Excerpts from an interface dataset

-*-

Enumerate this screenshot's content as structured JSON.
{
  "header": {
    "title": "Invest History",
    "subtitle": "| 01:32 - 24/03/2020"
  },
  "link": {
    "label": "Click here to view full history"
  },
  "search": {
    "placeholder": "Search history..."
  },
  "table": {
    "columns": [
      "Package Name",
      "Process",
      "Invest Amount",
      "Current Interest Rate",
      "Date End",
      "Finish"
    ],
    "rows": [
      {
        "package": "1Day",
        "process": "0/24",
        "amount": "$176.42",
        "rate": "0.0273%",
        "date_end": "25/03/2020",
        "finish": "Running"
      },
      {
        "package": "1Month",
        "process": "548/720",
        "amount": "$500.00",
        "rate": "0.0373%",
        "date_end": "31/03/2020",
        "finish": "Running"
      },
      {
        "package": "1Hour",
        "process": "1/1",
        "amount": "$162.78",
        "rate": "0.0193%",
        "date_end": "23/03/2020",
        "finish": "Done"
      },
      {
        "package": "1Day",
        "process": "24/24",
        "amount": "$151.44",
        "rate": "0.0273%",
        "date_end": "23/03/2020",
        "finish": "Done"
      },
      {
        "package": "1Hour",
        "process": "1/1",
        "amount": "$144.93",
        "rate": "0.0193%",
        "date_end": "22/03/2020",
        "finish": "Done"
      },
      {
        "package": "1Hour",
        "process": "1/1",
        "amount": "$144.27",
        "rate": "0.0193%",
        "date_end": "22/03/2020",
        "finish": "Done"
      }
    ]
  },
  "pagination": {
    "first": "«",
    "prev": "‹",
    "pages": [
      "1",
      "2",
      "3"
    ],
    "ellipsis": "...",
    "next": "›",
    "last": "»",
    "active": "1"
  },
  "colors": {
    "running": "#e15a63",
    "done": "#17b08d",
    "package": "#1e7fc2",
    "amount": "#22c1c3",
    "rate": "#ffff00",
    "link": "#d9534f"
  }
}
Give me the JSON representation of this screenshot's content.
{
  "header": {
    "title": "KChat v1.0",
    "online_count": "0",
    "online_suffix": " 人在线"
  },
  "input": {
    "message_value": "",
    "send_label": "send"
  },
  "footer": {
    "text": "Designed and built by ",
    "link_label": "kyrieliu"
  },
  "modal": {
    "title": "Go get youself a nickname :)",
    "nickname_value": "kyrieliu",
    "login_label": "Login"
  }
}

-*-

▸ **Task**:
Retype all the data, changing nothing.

▸ **Answer**:
Enumerate this screenshot's content as structured JSON.
{
  "header": {
    "title": "Invest History",
    "subtitle": "| 01:32 - 24/03/2020"
  },
  "link": {
    "label": "Click here to view full history"
  },
  "search": {
    "placeholder": "Search history..."
  },
  "table": {
    "columns": [
      "Package Name",
      "Process",
      "Invest Amount",
      "Current Interest Rate",
      "Date End",
      "Finish"
    ],
    "rows": [
      {
        "package": "1Day",
        "process": "0/24",
        "amount": "$176.42",
        "rate": "0.0273%",
        "date_end": "25/03/2020",
        "finish": "Running"
      },
      {
        "package": "1Month",
        "process": "548/720",
        "amount": "$500.00",
        "rate": "0.0373%",
        "date_end": "31/03/2020",
        "finish": "Running"
      },
      {
        "package": "1Hour",
        "process": "1/1",
        "amount": "$162.78",
        "rate": "0.0193%",
        "date_end": "23/03/2020",
        "finish": "Done"
      },
      {
        "package": "1Day",
        "process": "24/24",
        "amount": "$151.44",
        "rate": "0.0273%",
        "date_end": "23/03/2020",
        "finish": "Done"
      },
      {
        "package": "1Hour",
        "process": "1/1",
        "amount": "$144.93",
        "rate": "0.0193%",
        "date_end": "22/03/2020",
        "finish": "Done"
      },
      {
        "package": "1Hour",
        "process": "1/1",
        "amount": "$144.27",
        "rate": "0.0193%",
        "date_end": "22/03/2020",
        "finish": "Done"
      }
    ]
  },
  "pagination": {
    "first": "«",
    "prev": "‹",
    "pages": [
      "1",
      "2",
      "3"
    ],
    "ellipsis": "...",
    "next": "›",
    "last": "»",
    "active": "1"
  },
  "colors": {
    "running": "#e15a63",
    "done": "#17b08d",
    "package": "#1e7fc2",
    "amount": "#22c1c3",
    "rate": "#ffff00",
    "link": "#d9534f"
  }
}
Give me the JSON representation of this screenshot's content.
{
  "header": {
    "title": "KChat v1.0",
    "online_count": "0",
    "online_suffix": " 人在线"
  },
  "input": {
    "message_value": "",
    "send_label": "send"
  },
  "footer": {
    "text": "Designed and built by ",
    "link_label": "kyrieliu"
  },
  "modal": {
    "title": "Go get youself a nickname :)",
    "nickname_value": "kyrieliu",
    "login_label": "Login"
  }
}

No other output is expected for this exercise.